My girls travel well.
Kesh is an old hand at flying, having taken her first series of flights at 3 months old and traveling to and from the US 2 times per year since then (each trip consists of 4 to 6 flights roundtrip).
Kalah, although she is only 9 months old, already has 9 flights under her belt.
Short flights are the easiest. Especially here in Ecuador. Here, things aren't so formal. Security isn't so intense. And when you're a woman flying alone with 2 kids, people go out of their way to make things easier for you.
When we flew to meet Tesa I committed the ultimate novice traveler error. I mean, the error I committed on my first time ever leaving the US using my passport. I FORGOT OUR IDs AT THE HOUSE!!! How do you even do that?! In fact, I had forgotten my entire wallet at the house! I had no money, no credit cards, no ID cards, so it was EVEN WORSE!
Luckily my husband is a speedy driver, we don't live far from the airport, and the Cuenca airport has only one big room with 3 doors and few passengers. Arturo rushed home to get my wallet and I made it with 1 minute to spare through security and was escorted on to the plan (*phew!*). People were carrying my bags for me telling me to not hurry and it wasn't a big deal that we had plenty of time (HA!). On top of basically being my personal assistants they upgraded me to first class for free! Here mam, no only are you late, overloaded with bags, and have two kids, but we're going to throw in first class seats for you as well!
It is only a 40 minute flight from Cuenca to Quito, but I can see who came out winning in this scenario, and it was not the businessmen sitting around me.
The 40 minute flight from Cuenca to Quito is a piece of cake. Even if your kid pees or throws-up on you, you've pretty much got it in the bag. Anyone can survive 40 minutes of pee or throw-up. Having said that, this flight is typically uneventful for us. We take off, look out the window, they bring the drink cart, we start landing, then we're there. You basically have time to chug your drink before they come around with the garbage sack and the plane starts descending.
On my way to Quito I always pack more than necessary in my carry-on just in case they lose my bag. I shove in at least one full day of day of diapers, a couple of changes of clothes for each of the girls (including a pair of pjs), a full change of clothes for myself (something that could double a pjs is preferable), a few toys, some snacks, bottles of water, and my personal items, such as my wallet (*ahem* yes, my wallet), my phone, and my iPad. Here is my original post on packing for this trip.
Arriving in Quito is easy enough. If I can't seem to get myself organized I am always okay waiting to be the last one off the plane. However, since I was in first class, and had a lot more room, I was able to get the girls organized quickly and be one of the first ones off of the plane.
The new Mariscal Sucre Airport in Quito is beautiful and very easy to use.
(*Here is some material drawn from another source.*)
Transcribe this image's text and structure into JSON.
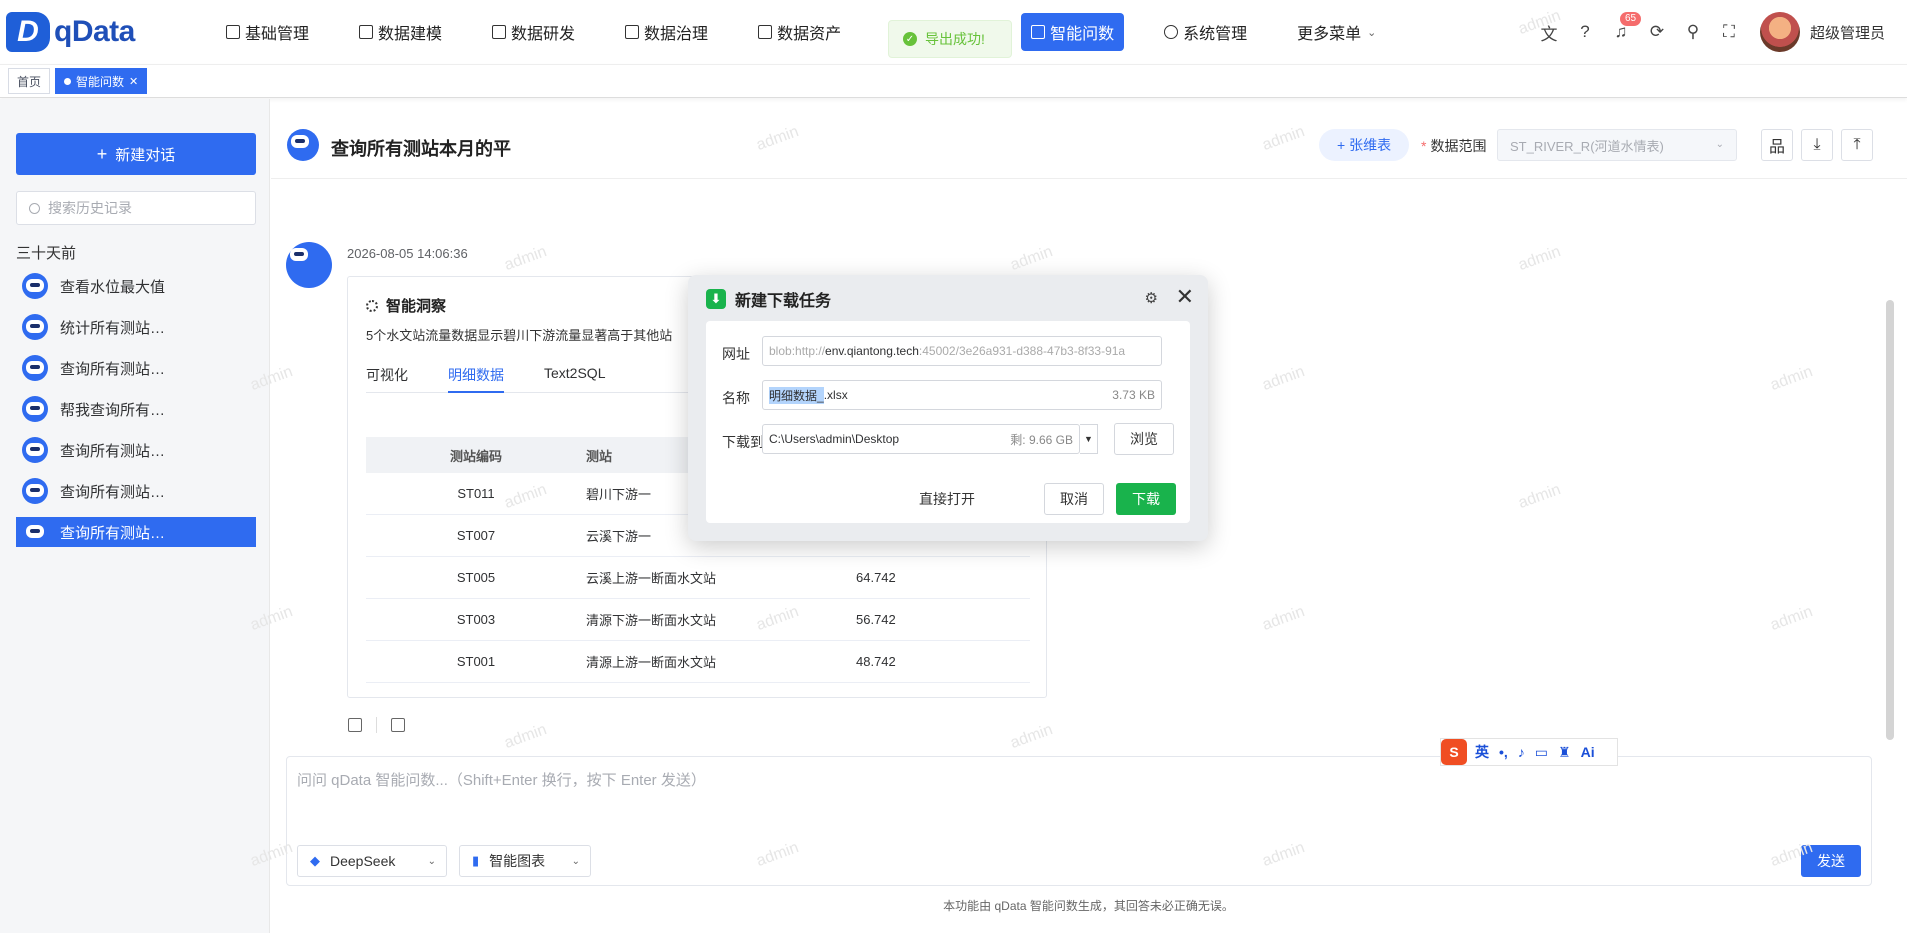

We waited for our checked bag to be delivered to us then headed out to connect with our hotel transfer.
Our transfer was a bit late, so we sat down at a little cafe right outside of the "arribos nacionales" exit and had coffee and chocolate milk (mama needed some coffee desperately after our early morning flight).
After awesomely spilling my coffee on my clothes, we were off to the hotel for a morning of rest and relaxation before Antesa arrived in the evening from the Galapagos.
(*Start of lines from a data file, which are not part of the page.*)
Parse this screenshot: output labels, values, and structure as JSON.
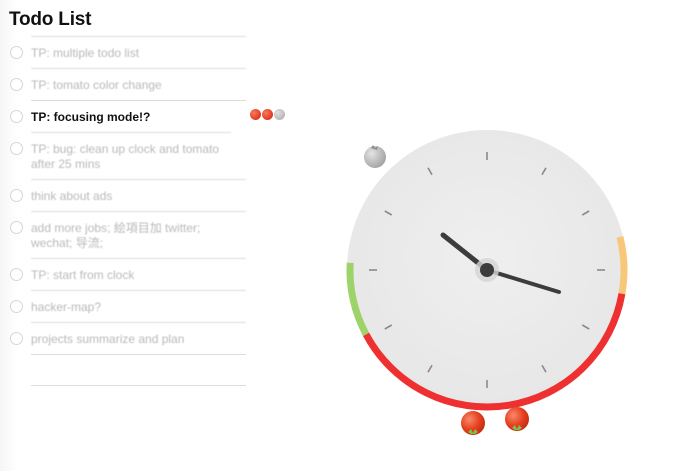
{
  "app": {
    "title": "Todo List"
  },
  "todos": [
    {
      "label": "TP: multiple todo list",
      "active": false
    },
    {
      "label": "TP: tomato color change",
      "active": false
    },
    {
      "label": "TP: focusing mode!?",
      "active": true
    },
    {
      "label": "TP: bug: clean up clock and tomato after 25 mins",
      "active": false
    },
    {
      "label": "think about ads",
      "active": false
    },
    {
      "label": "add more jobs; 絵項目加 twitter; wechat; 导流;",
      "active": false
    },
    {
      "label": "TP: start from clock",
      "active": false
    },
    {
      "label": "hacker-map?",
      "active": false
    },
    {
      "label": "projects summarize and plan",
      "active": false
    }
  ],
  "focused_todo_tomatoes": [
    {
      "state": "done",
      "color": "#e8452b"
    },
    {
      "state": "done",
      "color": "#e8452b"
    },
    {
      "state": "pending",
      "color": "#c8c8c8"
    }
  ],
  "clock": {
    "time_shown": "10:21",
    "face_color": "#ebebeb",
    "tick_color": "#8a8a8a",
    "hand_color": "#3c3c3c",
    "arcs": [
      {
        "name": "done",
        "color": "#ee3030"
      },
      {
        "name": "rest",
        "color": "#9ed36a"
      },
      {
        "name": "short",
        "color": "#f7c87a"
      }
    ]
  },
  "tomatoes": [
    {
      "name": "grey-tomato",
      "color": "#bdbdbd"
    },
    {
      "name": "red-tomato-1",
      "color": "#e8452b"
    },
    {
      "name": "red-tomato-2",
      "color": "#e8452b"
    }
  ],
  "colors": {
    "accent_red": "#ee3030",
    "accent_green": "#9ed36a",
    "accent_yellow": "#f7c87a"
  }
}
The posada we stayed at had a pool and plenty of outdoor space. So we hung out on the grass, dripped our toes in the pool (literally, as the pool was quite cold), and just relaxed. It was a perfect day.